Opening Reception and downtown ArtWalk: Friday, August 10 from 5-8 pm

This exhibition is sponsored by Lakeshore Realty & Appraisals. We thank them for their generous support of the arts in our region.

Press Release:
Artist Charles Timothy Prutzer sketched a tiger from the shifting back of an Indian Elephant.  He crawled 50 yards, notepad in hand, to capture Green-winged Teal near a fast-moving stream. Under an old blanket on an African plain, he rendered a Secretary Bird in an Acacia Tree with telescope and watercolor.

Working in watercolor, oil and acrylic Prutzer’s work shows remarkable range. For example, in precise detail, he captures a kestrel in air, its almost-still body bathed in sunlight and its wings hovering.  Working more spontaneously, Prutzer’s watercolor of an African antelope is a simple study in line and contrast. In addition, his impressionistic landscapes, like “Broken Sky, Broken Ground,” emphasize movement and the play of pigment and light.

Prutzer often sketches and paints plein air, from living subjects, not from photographs. He says, “Distant snapshots” don’t contain the spirit or honesty captured in plein air.  His difficult, sometimes dangerous field work allows him to establish an intimacy with his subjects: Pronghorn Antelope, Hooded Merganser, and Golden Eagle.

Describing the challenges of his Bengal Tiger sketch, Prutzer explains, “Even when the elephant stands still, he is constantly adjusting his weight.” In addition, the artist was always keenly aware of the tiger’s “absolute supremacy in its environment.”   On one outing, a tiger charged Prutzer’s young elephant, bursting explosively out of bamboo and forcing his mount to retreat. 

At the age of 17, Prutzer began work as a natural history artist at the Denver Museum of Natural History, and he has completed over 30 large-scale wildlife murals for natural history museums, zoos, and nature reserves in U.S. and abroad, including a three-dimensional, 60 by 30 feet Cheetah and Grey Rhebuck diorama in South Africa. 

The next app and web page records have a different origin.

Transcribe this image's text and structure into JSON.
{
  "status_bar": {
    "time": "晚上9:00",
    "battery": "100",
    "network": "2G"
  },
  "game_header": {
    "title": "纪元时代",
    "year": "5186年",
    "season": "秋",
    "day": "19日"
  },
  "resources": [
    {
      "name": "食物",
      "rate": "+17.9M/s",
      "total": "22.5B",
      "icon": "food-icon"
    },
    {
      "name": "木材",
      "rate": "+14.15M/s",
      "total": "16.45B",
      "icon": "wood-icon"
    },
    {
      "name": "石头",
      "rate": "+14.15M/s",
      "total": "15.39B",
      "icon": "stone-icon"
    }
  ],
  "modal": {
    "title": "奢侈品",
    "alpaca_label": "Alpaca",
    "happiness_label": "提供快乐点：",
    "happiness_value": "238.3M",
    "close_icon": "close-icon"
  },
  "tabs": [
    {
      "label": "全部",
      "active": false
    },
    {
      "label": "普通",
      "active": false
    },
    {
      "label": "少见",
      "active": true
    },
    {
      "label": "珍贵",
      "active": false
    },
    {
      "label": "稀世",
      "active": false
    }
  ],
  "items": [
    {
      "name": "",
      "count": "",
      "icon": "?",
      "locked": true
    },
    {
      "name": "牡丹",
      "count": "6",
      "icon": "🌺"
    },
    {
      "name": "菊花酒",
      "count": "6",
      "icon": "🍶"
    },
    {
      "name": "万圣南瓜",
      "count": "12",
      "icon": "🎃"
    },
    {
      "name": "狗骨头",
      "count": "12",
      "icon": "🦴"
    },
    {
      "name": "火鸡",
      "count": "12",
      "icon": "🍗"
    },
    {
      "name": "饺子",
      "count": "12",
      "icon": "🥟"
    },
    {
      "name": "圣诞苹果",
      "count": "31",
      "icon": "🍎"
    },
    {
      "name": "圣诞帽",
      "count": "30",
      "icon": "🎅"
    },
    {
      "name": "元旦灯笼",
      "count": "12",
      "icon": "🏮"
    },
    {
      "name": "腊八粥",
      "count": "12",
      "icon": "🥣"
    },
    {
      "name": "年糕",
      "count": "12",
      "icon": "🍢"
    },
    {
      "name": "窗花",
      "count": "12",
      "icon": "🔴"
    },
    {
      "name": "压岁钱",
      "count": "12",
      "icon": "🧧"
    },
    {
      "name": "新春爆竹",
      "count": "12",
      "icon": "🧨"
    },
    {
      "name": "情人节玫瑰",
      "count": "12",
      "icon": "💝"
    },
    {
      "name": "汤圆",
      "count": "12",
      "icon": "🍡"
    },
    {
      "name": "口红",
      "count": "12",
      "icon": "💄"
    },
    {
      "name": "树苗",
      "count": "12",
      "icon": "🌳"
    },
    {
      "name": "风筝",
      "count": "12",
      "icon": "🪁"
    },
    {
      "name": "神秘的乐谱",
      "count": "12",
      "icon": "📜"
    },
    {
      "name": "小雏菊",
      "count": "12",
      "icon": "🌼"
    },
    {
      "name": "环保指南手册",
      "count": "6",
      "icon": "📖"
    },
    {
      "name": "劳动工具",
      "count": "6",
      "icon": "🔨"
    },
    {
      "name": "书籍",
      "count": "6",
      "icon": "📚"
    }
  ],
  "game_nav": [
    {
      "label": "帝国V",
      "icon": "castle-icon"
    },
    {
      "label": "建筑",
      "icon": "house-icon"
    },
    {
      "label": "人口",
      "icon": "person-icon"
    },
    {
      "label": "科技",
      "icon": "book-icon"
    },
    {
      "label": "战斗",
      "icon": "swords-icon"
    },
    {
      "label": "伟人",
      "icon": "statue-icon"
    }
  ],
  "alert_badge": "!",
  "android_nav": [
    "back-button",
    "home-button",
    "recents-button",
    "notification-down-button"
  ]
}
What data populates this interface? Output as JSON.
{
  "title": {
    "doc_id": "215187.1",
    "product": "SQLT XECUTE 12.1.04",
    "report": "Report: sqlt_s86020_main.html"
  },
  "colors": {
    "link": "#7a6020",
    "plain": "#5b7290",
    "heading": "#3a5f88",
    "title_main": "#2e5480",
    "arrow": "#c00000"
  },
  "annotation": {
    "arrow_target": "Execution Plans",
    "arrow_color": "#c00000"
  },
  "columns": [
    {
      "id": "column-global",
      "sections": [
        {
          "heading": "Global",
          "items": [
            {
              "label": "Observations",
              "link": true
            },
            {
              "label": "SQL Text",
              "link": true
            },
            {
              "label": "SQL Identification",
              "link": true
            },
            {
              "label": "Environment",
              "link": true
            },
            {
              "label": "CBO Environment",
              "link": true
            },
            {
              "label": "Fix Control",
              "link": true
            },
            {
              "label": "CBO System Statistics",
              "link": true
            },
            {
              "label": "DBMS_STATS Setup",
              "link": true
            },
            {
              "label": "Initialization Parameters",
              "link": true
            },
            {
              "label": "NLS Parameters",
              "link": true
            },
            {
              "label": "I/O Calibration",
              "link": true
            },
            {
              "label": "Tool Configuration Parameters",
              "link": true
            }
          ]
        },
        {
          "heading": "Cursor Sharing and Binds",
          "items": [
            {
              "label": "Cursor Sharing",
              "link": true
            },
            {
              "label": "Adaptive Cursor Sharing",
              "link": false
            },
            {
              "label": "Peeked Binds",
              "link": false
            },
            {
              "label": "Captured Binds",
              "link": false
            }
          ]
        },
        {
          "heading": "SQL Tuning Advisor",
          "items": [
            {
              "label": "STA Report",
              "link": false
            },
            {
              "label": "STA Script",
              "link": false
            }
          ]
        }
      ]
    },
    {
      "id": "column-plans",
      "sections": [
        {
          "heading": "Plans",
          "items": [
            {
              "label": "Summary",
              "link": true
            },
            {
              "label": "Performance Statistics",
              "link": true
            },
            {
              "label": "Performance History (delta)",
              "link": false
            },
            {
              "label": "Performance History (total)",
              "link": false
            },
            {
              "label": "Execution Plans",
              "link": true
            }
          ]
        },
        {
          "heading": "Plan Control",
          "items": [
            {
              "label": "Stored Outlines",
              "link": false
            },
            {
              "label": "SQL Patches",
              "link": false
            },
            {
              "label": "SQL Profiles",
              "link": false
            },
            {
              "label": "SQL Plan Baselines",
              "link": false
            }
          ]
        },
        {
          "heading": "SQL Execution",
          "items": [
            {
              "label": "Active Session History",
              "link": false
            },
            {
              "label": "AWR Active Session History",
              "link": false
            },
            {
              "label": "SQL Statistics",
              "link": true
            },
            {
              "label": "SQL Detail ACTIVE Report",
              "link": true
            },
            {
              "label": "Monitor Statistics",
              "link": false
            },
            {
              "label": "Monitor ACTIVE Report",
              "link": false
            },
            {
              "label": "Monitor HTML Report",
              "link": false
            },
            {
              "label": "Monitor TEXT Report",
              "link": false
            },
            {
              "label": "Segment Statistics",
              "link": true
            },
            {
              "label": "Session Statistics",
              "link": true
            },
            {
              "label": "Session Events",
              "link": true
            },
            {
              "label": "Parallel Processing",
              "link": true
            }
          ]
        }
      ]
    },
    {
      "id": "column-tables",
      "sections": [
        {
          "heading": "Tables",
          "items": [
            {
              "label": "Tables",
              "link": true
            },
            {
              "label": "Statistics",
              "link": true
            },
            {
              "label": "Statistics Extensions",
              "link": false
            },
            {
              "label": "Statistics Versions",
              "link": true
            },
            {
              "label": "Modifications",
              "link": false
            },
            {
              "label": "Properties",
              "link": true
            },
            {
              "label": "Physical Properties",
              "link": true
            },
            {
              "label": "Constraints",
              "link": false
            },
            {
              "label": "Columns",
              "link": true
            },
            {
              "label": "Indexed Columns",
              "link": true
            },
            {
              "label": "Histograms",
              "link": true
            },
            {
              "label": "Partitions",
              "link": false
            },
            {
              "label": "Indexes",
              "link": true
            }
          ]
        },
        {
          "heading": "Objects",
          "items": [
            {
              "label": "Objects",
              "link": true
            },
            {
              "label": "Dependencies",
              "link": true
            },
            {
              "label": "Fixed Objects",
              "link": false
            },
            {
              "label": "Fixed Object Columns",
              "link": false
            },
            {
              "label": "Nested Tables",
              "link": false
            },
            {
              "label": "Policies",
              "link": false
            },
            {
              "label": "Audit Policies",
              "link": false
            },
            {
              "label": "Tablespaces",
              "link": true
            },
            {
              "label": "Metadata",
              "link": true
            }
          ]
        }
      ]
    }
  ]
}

Prutzer’s work was selected 18 of 25 entries for the prestigious Leigh Yawkey Woodson Art Museum’s International “Birds in Art” Exhibitions. 

One of only a handful of Americans, Prutzer was invited to participate in field expeditions with the Artists for Nature Foundation, an international organization promoting nature conservation though art. He studied and painted European Crane in Extremadura, Spain and Bengal Tiger at the Bandhavgarh Nature Reserve, India.

A Colorado native, Prutzer developed and taught drawing-from-life college courses at Colorado zoos. Prutzer himself studied with renowned bird artist Donald Malick, museum artist William Traher and with sculptor and painter George Carlson, also represented by The Art Spirit Gallery.